PLate 2 : (a)Flux vs. energy and L for the initial, AE8MIN model electron population, whose drift trajectories are then advanced in time with MHD code field output. (b)Same as (a) after advancing electron trajectories to 09:46 UT on 10 Jan 98. (c)Same at 12:40 UT. (d) Same at 17:27 UT. (e)Same at 12:02 UT on 11 Jan 98.
- e, in the same format, show simulation data at the location of geosynchronous
satellite 1994-084. Here, ULF oscillations are evident in the field data,
beginning at the time of substorm field signatures in Plate 1a,
UT. The dropout in flux associated with the passage of the satellite into
the magnetosheath during the period following a high density solar wind
pressure pulse [Burlaga et al., 1998] is in good agreement with
the geosynchronous measurements [Reeves et al., 1998b].
PLate 3 : Same as Plate 1 at location of geosynchronous satellite 1994-084.
Plate 3a shows a plot of flux vs. energy and L for the initial AE8MIN model, peaked between L = 5 - 6 at low energies.
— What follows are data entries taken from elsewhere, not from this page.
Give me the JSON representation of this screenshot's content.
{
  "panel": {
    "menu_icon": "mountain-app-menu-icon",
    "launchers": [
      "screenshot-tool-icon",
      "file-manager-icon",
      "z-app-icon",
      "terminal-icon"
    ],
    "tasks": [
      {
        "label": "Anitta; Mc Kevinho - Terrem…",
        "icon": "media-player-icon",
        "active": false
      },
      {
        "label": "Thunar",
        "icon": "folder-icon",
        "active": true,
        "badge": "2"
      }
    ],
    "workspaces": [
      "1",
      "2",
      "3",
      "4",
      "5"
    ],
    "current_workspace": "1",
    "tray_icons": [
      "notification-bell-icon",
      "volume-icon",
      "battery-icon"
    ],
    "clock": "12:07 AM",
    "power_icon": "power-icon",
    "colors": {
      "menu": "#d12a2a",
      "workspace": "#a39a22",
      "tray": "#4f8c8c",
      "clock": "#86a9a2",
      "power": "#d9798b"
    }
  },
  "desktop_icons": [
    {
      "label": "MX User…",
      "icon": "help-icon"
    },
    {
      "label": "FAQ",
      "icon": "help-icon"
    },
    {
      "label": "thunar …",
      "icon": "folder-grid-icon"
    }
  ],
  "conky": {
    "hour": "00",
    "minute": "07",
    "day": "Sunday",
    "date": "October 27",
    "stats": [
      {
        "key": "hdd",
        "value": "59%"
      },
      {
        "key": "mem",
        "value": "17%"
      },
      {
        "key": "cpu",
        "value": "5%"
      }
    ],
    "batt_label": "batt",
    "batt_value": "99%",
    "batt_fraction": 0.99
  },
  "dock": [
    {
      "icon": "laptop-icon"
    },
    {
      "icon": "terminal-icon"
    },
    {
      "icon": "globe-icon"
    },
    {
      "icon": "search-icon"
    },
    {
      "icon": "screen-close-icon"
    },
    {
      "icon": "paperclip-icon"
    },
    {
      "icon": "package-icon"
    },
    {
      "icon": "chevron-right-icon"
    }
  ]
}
By 09:46 UT, Plate 3b shows that enhanced convection during several hours of southward IMF Bz has transported the outer boundary of the AE8MIN profile radially inward in the simulations, along with the flux peak at low energies, which by this time lies between L = 4 - 5. The flux stays peaked around L = 4, as the outer boundary expands outward during the ensuing period of northward IMF, with the end simulation result shown in Plate 3e at 12:02 UT on January 11, eleven hours after arrival of the high density solar wind impulse which caused the magnetopause to move inside geosynchronous orbit.